- [Exercise brief] Please repeat the data shown below, word for word.

- [Data extract]
^^^^^^^^
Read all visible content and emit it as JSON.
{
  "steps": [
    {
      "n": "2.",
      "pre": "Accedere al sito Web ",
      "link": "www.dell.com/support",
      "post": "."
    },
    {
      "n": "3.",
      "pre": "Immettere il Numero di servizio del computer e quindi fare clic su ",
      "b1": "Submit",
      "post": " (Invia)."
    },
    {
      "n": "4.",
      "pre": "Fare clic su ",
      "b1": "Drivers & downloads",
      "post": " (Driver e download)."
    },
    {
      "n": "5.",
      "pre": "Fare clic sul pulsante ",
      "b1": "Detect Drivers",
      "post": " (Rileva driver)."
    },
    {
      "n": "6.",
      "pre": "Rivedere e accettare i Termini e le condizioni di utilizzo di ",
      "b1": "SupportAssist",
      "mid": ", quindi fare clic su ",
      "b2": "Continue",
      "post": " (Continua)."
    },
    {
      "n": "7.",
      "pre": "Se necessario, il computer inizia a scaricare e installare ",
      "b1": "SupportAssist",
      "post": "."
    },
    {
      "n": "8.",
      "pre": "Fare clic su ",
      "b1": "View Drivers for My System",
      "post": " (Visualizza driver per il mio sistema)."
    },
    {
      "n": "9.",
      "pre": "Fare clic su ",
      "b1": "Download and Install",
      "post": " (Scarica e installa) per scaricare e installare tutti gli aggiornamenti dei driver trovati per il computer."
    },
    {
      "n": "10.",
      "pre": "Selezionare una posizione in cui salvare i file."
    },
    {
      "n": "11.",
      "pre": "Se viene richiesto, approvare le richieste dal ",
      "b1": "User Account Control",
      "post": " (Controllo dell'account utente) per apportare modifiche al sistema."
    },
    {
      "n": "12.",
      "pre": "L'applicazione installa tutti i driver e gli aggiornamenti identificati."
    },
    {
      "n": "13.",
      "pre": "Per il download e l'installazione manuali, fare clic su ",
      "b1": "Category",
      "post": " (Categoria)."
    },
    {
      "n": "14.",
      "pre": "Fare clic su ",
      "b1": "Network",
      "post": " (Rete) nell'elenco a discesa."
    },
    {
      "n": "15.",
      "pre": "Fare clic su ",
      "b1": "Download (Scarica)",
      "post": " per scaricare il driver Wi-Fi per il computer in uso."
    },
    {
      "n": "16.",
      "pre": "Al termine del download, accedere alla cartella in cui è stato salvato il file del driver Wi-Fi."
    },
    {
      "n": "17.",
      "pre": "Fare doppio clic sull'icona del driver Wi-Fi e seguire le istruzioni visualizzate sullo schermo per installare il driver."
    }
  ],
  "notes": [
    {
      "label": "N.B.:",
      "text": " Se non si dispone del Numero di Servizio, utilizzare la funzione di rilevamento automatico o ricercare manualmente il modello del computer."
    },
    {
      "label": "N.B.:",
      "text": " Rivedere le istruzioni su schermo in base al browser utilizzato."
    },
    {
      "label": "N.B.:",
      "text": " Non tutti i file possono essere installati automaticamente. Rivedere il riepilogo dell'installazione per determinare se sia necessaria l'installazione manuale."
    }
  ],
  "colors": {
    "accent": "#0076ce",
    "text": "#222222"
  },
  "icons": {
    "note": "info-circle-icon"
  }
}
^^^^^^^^
- [Answer below]
Read all visible content and emit it as JSON.
{
  "steps": [
    {
      "n": "2.",
      "pre": "Accedere al sito Web ",
      "link": "www.dell.com/support",
      "post": "."
    },
    {
      "n": "3.",
      "pre": "Immettere il Numero di servizio del computer e quindi fare clic su ",
      "b1": "Submit",
      "post": " (Invia)."
    },
    {
      "n": "4.",
      "pre": "Fare clic su ",
      "b1": "Drivers & downloads",
      "post": " (Driver e download)."
    },
    {
      "n": "5.",
      "pre": "Fare clic sul pulsante ",
      "b1": "Detect Drivers",
      "post": " (Rileva driver)."
    },
    {
      "n": "6.",
      "pre": "Rivedere e accettare i Termini e le condizioni di utilizzo di ",
      "b1": "SupportAssist",
      "mid": ", quindi fare clic su ",
      "b2": "Continue",
      "post": " (Continua)."
    },
    {
      "n": "7.",
      "pre": "Se necessario, il computer inizia a scaricare e installare ",
      "b1": "SupportAssist",
      "post": "."
    },
    {
      "n": "8.",
      "pre": "Fare clic su ",
      "b1": "View Drivers for My System",
      "post": " (Visualizza driver per il mio sistema)."
    },
    {
      "n": "9.",
      "pre": "Fare clic su ",
      "b1": "Download and Install",
      "post": " (Scarica e installa) per scaricare e installare tutti gli aggiornamenti dei driver trovati per il computer."
    },
    {
      "n": "10.",
      "pre": "Selezionare una posizione in cui salvare i file."
    },
    {
      "n": "11.",
      "pre": "Se viene richiesto, approvare le richieste dal ",
      "b1": "User Account Control",
      "post": " (Controllo dell'account utente) per apportare modifiche al sistema."
    },
    {
      "n": "12.",
      "pre": "L'applicazione installa tutti i driver e gli aggiornamenti identificati."
    },
    {
      "n": "13.",
      "pre": "Per il download e l'installazione manuali, fare clic su ",
      "b1": "Category",
      "post": " (Categoria)."
    },
    {
      "n": "14.",
      "pre": "Fare clic su ",
      "b1": "Network",
      "post": " (Rete) nell'elenco a discesa."
    },
    {
      "n": "15.",
      "pre": "Fare clic su ",
      "b1": "Download (Scarica)",
      "post": " per scaricare il driver Wi-Fi per il computer in uso."
    },
    {
      "n": "16.",
      "pre": "Al termine del download, accedere alla cartella in cui è stato salvato il file del driver Wi-Fi."
    },
    {
      "n": "17.",
      "pre": "Fare doppio clic sull'icona del driver Wi-Fi e seguire le istruzioni visualizzate sullo schermo per installare il driver."
    }
  ],
  "notes": [
    {
      "label": "N.B.:",
      "text": " Se non si dispone del Numero di Servizio, utilizzare la funzione di rilevamento automatico o ricercare manualmente il modello del computer."
    },
    {
      "label": "N.B.:",
      "text": " Rivedere le istruzioni su schermo in base al browser utilizzato."
    },
    {
      "label": "N.B.:",
      "text": " Non tutti i file possono essere installati automaticamente. Rivedere il riepilogo dell'installazione per determinare se sia necessaria l'installazione manuale."
    }
  ],
  "colors": {
    "accent": "#0076ce",
    "text": "#222222"
  },
  "icons": {
    "note": "info-circle-icon"
  }
}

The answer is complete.